REQUIRED ACTION >> Write the records below out in full, character for character, with no pictures.

Component data from apps and pages:
^^^^
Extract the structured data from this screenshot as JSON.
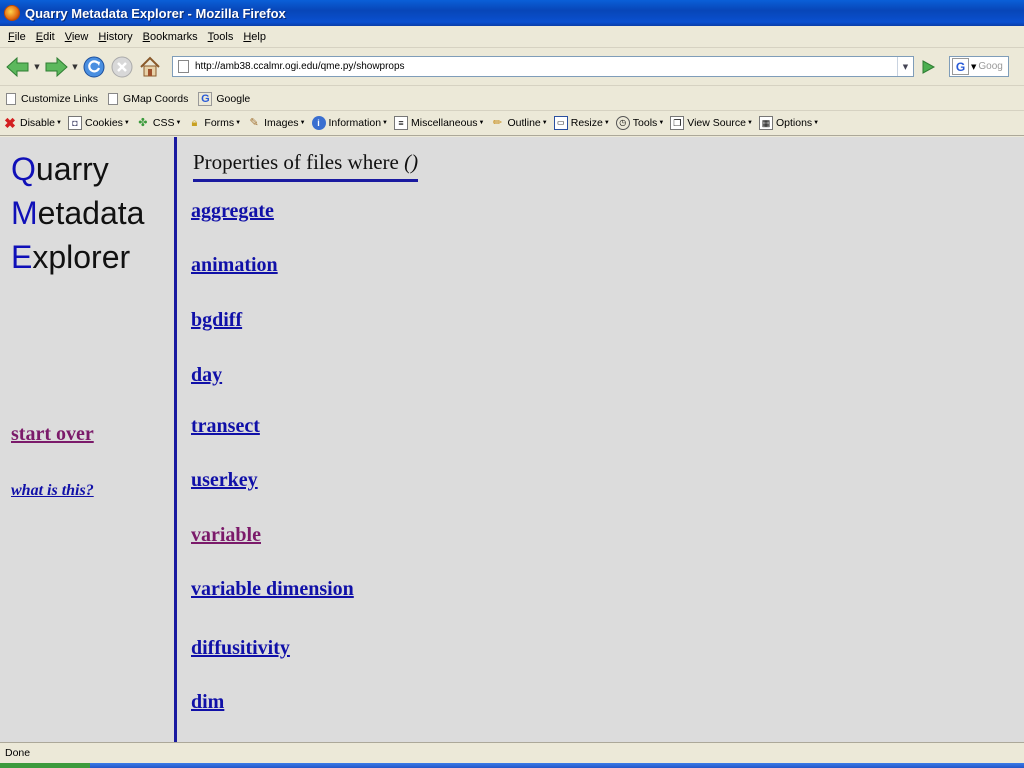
{
  "window": {
    "title": "Quarry Metadata Explorer - Mozilla Firefox"
  },
  "menubar": {
    "items": [
      "File",
      "Edit",
      "View",
      "History",
      "Bookmarks",
      "Tools",
      "Help"
    ]
  },
  "navbar": {
    "url": "http://amb38.ccalmr.ogi.edu/qme.py/showprops",
    "search_placeholder": "Goog"
  },
  "bookmarks": {
    "items": [
      "Customize Links",
      "GMap Coords",
      "Google"
    ]
  },
  "devbar": {
    "items": [
      "Disable",
      "Cookies",
      "CSS",
      "Forms",
      "Images",
      "Information",
      "Miscellaneous",
      "Outline",
      "Resize",
      "Tools",
      "View Source",
      "Options"
    ]
  },
  "sidebar": {
    "logo": [
      {
        "cap": "Q",
        "rest": "uarry"
      },
      {
        "cap": "M",
        "rest": "etadata"
      },
      {
        "cap": "E",
        "rest": "xplorer"
      }
    ],
    "start_over": "start over",
    "what_is_this": "what is this?"
  },
  "main": {
    "heading": "Properties of files where ",
    "heading_paren": "()",
    "properties": [
      {
        "label": "aggregate",
        "visited": false
      },
      {
        "label": "animation",
        "visited": false
      },
      {
        "label": "bgdiff",
        "visited": false
      },
      {
        "label": "day",
        "visited": false
      },
      {
        "label": "transect",
        "visited": false
      },
      {
        "label": "userkey",
        "visited": false
      },
      {
        "label": "variable",
        "visited": true
      },
      {
        "label": "variable dimension",
        "visited": false
      },
      {
        "label": "diffusitivity",
        "visited": false
      },
      {
        "label": "dim",
        "visited": false
      }
    ]
  },
  "status": {
    "text": "Done"
  },
  "colors": {
    "link": "#1010a8",
    "visited": "#7b1a6a",
    "accent_rule": "#1a1aa0",
    "page_bg": "#dcdcdc"
  }
}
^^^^
TASK SOLUTION >>
Extract the structured data from this screenshot as JSON.
{
  "window": {
    "title": "Quarry Metadata Explorer - Mozilla Firefox"
  },
  "menubar": {
    "items": [
      "File",
      "Edit",
      "View",
      "History",
      "Bookmarks",
      "Tools",
      "Help"
    ]
  },
  "navbar": {
    "url": "http://amb38.ccalmr.ogi.edu/qme.py/showprops",
    "search_placeholder": "Goog"
  },
  "bookmarks": {
    "items": [
      "Customize Links",
      "GMap Coords",
      "Google"
    ]
  },
  "devbar": {
    "items": [
      "Disable",
      "Cookies",
      "CSS",
      "Forms",
      "Images",
      "Information",
      "Miscellaneous",
      "Outline",
      "Resize",
      "Tools",
      "View Source",
      "Options"
    ]
  },
  "sidebar": {
    "logo": [
      {
        "cap": "Q",
        "rest": "uarry"
      },
      {
        "cap": "M",
        "rest": "etadata"
      },
      {
        "cap": "E",
        "rest": "xplorer"
      }
    ],
    "start_over": "start over",
    "what_is_this": "what is this?"
  },
  "main": {
    "heading": "Properties of files where ",
    "heading_paren": "()",
    "properties": [
      {
        "label": "aggregate",
        "visited": false
      },
      {
        "label": "animation",
        "visited": false
      },
      {
        "label": "bgdiff",
        "visited": false
      },
      {
        "label": "day",
        "visited": false
      },
      {
        "label": "transect",
        "visited": false
      },
      {
        "label": "userkey",
        "visited": false
      },
      {
        "label": "variable",
        "visited": true
      },
      {
        "label": "variable dimension",
        "visited": false
      },
      {
        "label": "diffusitivity",
        "visited": false
      },
      {
        "label": "dim",
        "visited": false
      }
    ]
  },
  "status": {
    "text": "Done"
  },
  "colors": {
    "link": "#1010a8",
    "visited": "#7b1a6a",
    "accent_rule": "#1a1aa0",
    "page_bg": "#dcdcdc"
  }
}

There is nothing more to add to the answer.